However, Republican voters are actually split in their views about climate change. A look at public opinion among Republicans over the past few years finds a more complex – and divided – Republican electorate.
For this study, we combined the results from six of our nationally-representative surveys over the past three years, which provided enough data for an in-depth analysis of the diversity of views about global warming within the Republican party.
We find that solid majorities of self-identified moderate and liberal Republicans – who comprise 30% of the party – think global warming is happening (62% and 68% respectively). By contrast, 38% of conservative Republicans think global warming is happening. At the extreme, Tea Party Republicans (17% of the party) are the most dismissive – only 29% think global warming is happening.
In contrast to the current goal of Republican leaders in Congress to block EPA regulations on carbon dioxide, half of all Republicans (56%) support regulating carbon dioxide as a pollutant, including conservatives (54%). Moderate and liberal Republicans are particularly likely to support the policy (74% and 71% respectively), while only 36% of Tea Party Republicans support regulating carbon dioxide as a pollutant.
Asked more narrowly about their support for setting strict carbon dioxide limits on existing coal-fired power plants, majorities of moderate (62%) and liberal (73%) Republicans support the policy. By contrast, fewer than half of conservative Republicans (40%), and only one in four Tea Party Republicans (23%) support the policy.
Finally, a solid majority of Republicans (64%) support tax rebates for people who purchase energy-efficient vehicles or solar panels. Moderate and liberal Republicans are especially likely to support the policy (77% and 73% respectively). But a solid majority of conservatives (63%) also support the policy. And nearly half of Tea Party Republicans (46%) support tax rebates as well.
These results come from combined data from six nationally-representative surveys of American adults, which were conducted semi-annually in 2012, 2013, and 2014. Results from each of the six surveys were weighted equally to adjust for differences in sample size among the surveys.
The samples were drawn from GfK’s KnowledgePanel®, an online panel of members drawn using probability sampling methods. Prospective members are recruited using a combination of random digit dial and address-based sampling techniques that cover virtually all (non-institutional) resident phone numbers and addresses in the United States. Those contacted who would choose to join the panel but do not have access to the Internet are loaned computers and given Internet access so they may participate.
The sample therefore includes a representative cross-section of American adults – irrespective of whether they have Internet access, use only a cell phone, etc. Key demographic variables were weighted, post survey, to match US Census Bureau norms.
The survey instruments were designed by Anthony Leiserowitz, Geoff Feinberg, Seth Rosenthal, and Jennifer Marlon of Yale University, and Edward Maibach and Connie Roser-Renouf of George Mason University.
The sample consists of 5,513 registered voters, 2,330 of whom (37% of the weighted sample of registered voters) identify as Republicans or as Republican-leaning Independents.
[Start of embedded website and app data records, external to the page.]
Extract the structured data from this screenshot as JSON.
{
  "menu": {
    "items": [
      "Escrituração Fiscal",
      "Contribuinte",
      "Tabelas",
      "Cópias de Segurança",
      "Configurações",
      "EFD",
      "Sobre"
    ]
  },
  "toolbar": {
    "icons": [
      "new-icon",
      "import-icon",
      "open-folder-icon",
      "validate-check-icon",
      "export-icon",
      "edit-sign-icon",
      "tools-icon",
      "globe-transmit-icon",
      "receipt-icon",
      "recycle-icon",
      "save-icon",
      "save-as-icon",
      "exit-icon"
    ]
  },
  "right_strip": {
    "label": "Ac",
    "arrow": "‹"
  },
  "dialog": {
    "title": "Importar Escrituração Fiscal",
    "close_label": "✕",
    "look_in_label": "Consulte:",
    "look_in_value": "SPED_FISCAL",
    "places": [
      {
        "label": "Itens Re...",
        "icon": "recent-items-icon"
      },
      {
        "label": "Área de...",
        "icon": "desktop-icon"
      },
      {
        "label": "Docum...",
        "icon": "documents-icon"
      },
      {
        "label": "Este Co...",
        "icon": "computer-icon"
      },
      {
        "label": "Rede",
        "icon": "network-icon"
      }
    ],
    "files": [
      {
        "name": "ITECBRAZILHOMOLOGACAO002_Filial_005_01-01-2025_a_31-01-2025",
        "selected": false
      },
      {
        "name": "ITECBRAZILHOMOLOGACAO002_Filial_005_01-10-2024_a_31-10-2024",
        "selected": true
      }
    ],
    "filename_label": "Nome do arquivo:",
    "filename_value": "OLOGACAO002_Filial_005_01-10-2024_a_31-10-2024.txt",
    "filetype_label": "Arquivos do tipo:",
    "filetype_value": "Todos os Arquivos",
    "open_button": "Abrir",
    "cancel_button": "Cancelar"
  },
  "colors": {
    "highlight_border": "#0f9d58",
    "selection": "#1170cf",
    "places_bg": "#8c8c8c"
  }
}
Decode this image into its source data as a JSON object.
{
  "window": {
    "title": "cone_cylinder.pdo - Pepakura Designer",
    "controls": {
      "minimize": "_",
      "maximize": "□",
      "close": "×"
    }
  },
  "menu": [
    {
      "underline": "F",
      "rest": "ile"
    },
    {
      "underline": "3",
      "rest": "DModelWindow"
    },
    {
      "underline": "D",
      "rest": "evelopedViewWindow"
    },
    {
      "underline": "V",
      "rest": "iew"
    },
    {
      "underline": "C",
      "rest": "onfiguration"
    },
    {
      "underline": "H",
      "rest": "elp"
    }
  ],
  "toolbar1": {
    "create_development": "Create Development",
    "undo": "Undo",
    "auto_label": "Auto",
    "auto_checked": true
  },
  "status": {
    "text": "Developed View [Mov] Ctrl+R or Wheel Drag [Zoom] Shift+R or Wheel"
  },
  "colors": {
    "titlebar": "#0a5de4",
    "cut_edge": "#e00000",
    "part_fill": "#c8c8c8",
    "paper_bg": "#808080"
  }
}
Of those, 412 (17% of Republicans) identify as part of the Tea Party movement. Of the remaining, non Tea-Party Republicans, 1,271 (53% of Republicans) identify as very conservative or somewhat conservative, 540 (25% of Republicans) identify as moderate, and 105 (5% of Republicans) identify as somewhat/very liberal. All Republicans who identified as part of the Tea Party movement were assigned to the Tea Party category. Thus, the conservative, moderate, and liberal Republican categories consist of the remaining non-Tea Party Republicans only. There were also a small number of Independents and Democrats who identified as part of the Tea Party movement who were not included in the Tea Party Republican category.
All samples are subject to some degree of sampling error—that is, statistical results obtained from a sample can be expected to differ somewhat from results that would be obtained if every member of the target population was interviewed. Average margins of error, at the 95% confidence level, are as follows:
For tabulation purposes, percentage points are rounded off to the nearest whole number. As a result, percentages in a given chart may total slightly higher or lower than 100%.